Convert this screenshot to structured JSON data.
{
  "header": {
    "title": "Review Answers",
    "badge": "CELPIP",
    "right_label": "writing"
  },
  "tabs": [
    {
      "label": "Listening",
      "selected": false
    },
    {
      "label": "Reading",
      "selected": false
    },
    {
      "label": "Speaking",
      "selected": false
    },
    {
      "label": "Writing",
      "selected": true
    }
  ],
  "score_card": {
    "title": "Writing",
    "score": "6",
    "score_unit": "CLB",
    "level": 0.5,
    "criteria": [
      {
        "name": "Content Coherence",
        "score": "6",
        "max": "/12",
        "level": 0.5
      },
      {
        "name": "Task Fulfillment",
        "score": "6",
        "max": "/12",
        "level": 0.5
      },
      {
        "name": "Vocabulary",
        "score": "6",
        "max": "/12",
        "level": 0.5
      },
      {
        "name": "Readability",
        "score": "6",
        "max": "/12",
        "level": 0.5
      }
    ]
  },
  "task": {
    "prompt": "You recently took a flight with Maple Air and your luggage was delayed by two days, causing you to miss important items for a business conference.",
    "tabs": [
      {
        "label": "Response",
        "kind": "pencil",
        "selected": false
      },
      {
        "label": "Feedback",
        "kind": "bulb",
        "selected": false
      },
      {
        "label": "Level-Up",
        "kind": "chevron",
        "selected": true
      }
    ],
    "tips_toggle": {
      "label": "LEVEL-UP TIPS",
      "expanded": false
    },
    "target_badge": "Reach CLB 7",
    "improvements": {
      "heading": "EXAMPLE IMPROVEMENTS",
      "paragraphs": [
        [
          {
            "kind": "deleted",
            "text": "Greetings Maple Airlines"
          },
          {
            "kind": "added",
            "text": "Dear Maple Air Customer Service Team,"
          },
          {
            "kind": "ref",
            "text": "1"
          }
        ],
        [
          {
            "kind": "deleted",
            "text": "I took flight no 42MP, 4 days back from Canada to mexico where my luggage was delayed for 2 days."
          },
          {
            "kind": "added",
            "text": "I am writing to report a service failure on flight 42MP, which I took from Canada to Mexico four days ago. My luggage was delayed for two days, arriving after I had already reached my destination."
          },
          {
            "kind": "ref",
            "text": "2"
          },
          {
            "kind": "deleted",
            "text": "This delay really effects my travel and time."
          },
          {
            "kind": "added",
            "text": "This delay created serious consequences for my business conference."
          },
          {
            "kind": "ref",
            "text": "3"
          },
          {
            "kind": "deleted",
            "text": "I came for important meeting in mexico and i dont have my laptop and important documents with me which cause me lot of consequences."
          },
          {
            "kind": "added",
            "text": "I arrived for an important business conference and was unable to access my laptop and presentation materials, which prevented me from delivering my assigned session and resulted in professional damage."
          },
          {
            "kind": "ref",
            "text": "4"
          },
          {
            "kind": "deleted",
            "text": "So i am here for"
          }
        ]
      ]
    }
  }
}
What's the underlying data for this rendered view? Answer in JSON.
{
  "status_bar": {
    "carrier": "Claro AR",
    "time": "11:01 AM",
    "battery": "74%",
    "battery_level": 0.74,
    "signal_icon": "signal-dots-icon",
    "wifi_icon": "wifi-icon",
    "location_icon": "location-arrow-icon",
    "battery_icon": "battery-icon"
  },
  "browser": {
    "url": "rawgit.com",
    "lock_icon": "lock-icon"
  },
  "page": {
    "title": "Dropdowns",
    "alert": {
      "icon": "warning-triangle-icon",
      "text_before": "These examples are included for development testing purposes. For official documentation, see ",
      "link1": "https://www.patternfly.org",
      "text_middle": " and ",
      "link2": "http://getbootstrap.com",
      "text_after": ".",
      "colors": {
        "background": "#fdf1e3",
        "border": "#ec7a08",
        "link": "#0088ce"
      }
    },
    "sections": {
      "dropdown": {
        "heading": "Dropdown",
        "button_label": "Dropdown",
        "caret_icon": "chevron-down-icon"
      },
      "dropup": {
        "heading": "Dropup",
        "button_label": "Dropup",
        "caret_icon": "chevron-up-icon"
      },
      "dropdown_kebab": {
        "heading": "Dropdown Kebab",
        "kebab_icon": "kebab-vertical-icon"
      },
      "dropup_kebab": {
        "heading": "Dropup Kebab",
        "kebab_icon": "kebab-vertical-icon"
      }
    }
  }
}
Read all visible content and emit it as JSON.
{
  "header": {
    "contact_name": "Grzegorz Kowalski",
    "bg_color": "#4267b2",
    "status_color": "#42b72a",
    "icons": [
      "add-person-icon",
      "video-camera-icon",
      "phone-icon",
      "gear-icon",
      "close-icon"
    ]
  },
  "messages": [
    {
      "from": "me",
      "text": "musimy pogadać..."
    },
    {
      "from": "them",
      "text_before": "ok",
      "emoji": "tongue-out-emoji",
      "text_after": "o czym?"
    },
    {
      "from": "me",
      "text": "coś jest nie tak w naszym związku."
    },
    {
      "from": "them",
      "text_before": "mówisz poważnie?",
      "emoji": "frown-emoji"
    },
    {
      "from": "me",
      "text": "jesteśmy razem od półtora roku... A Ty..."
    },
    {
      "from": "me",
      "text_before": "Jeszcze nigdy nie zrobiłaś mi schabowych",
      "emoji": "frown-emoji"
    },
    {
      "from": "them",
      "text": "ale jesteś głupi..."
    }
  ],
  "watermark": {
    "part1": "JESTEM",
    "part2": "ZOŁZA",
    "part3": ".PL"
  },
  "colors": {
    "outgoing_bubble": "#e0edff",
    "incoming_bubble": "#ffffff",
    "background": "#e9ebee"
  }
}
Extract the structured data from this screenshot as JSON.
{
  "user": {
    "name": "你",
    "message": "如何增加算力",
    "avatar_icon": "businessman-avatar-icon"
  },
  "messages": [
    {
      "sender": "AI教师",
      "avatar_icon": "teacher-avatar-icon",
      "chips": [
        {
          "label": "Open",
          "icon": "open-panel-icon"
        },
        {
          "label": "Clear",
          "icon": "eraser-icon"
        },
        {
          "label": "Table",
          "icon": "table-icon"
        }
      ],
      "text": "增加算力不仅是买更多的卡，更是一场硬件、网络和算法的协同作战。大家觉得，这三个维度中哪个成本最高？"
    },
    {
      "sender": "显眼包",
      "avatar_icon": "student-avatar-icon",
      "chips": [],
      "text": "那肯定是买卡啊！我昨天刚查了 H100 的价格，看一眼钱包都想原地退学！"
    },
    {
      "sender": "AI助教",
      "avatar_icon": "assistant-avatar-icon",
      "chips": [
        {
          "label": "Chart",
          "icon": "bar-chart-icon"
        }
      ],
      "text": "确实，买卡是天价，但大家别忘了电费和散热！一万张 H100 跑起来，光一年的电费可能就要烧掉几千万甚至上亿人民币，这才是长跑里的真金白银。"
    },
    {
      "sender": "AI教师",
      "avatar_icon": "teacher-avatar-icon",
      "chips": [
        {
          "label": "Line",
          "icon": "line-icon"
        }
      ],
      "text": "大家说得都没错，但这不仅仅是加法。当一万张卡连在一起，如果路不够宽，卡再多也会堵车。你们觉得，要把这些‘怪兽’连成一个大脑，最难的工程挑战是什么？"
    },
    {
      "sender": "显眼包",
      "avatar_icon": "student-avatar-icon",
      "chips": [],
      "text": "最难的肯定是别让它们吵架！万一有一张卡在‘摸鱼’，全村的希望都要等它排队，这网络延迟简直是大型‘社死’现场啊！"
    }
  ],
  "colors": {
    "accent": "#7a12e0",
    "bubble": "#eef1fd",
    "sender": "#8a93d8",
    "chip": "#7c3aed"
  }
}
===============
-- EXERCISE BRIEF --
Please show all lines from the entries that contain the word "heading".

-- SOLUTION TO THIS TASK --
      "heading": "EXAMPLE IMPROVEMENTS",
        "heading": "Dropdown",
        "heading": "Dropup",
        "heading": "Dropdown Kebab",
        "heading": "Dropup Kebab",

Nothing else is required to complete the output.